───── Data records ─────

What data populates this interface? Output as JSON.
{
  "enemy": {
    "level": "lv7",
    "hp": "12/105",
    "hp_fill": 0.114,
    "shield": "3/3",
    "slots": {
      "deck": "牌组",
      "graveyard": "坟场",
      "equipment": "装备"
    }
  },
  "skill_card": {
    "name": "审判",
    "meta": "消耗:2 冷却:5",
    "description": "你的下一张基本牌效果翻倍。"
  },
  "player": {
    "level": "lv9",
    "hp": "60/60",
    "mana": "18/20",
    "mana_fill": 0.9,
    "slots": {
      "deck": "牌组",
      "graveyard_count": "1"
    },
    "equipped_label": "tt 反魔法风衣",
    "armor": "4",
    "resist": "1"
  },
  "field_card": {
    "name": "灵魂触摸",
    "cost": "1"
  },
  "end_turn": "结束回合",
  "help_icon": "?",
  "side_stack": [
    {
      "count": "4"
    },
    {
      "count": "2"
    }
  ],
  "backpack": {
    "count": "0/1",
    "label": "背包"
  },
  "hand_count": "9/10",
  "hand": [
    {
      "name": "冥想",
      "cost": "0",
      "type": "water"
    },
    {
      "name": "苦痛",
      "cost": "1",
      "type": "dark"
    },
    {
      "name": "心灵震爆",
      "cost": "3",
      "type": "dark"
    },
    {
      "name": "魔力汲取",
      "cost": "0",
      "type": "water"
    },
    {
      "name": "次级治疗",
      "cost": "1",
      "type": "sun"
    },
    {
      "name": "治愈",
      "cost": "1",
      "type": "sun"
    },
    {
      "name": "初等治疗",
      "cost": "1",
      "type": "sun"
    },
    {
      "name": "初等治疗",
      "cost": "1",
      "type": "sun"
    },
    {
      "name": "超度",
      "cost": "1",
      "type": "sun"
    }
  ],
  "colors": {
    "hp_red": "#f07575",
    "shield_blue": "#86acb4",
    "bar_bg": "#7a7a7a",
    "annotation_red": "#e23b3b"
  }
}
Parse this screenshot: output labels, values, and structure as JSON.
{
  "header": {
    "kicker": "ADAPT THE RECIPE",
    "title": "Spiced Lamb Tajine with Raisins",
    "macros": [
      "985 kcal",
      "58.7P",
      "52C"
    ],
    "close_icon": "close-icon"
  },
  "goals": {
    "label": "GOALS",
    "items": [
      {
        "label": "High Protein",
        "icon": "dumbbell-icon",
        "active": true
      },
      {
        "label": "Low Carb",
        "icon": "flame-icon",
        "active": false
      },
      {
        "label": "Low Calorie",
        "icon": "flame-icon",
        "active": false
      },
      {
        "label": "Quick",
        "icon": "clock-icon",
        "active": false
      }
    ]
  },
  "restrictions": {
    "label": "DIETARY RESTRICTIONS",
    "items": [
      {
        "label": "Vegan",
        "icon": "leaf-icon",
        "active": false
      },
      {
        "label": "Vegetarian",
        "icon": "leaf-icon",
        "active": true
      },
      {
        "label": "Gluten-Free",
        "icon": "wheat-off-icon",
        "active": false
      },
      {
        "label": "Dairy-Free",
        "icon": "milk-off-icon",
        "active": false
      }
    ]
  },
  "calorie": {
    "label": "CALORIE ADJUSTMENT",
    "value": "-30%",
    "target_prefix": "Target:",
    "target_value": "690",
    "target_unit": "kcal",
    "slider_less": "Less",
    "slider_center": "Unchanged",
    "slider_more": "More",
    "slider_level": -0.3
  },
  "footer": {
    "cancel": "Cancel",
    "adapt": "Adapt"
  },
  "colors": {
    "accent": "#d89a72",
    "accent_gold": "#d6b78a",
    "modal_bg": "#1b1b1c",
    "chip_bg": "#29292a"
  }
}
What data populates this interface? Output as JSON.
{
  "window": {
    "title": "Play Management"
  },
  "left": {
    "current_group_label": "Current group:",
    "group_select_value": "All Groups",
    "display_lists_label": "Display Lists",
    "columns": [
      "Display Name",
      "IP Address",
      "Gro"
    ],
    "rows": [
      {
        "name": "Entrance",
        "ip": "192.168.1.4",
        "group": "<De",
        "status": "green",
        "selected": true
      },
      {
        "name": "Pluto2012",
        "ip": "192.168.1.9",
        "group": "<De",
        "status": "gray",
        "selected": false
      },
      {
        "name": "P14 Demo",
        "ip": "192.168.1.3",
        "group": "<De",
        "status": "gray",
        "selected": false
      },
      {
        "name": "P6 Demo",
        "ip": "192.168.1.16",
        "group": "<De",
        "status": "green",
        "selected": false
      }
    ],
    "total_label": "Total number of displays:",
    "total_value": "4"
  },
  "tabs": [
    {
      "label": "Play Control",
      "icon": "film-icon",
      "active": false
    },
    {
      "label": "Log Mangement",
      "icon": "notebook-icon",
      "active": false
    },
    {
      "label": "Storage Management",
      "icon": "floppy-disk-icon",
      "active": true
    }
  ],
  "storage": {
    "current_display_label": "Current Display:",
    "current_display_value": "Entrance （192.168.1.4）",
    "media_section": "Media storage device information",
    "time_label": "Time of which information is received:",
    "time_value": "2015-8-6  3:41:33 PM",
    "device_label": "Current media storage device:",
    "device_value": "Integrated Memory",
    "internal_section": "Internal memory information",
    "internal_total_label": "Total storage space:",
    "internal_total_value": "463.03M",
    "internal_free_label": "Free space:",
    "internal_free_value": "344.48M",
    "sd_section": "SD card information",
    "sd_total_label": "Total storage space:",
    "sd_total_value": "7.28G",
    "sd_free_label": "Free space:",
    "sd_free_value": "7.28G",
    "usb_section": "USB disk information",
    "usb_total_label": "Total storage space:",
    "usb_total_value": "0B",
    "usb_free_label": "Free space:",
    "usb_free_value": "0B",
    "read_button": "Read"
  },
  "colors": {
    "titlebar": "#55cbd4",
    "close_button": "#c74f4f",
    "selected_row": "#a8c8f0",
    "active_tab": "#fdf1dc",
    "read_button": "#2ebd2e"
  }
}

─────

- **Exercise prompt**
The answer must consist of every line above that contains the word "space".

- **Solved problem**
    "internal_total_label": "Total storage space:",
    "internal_free_label": "Free space:",
    "sd_total_label": "Total storage space:",
    "sd_free_label": "Free space:",
    "usb_total_label": "Total storage space:",
    "usb_free_label": "Free space:",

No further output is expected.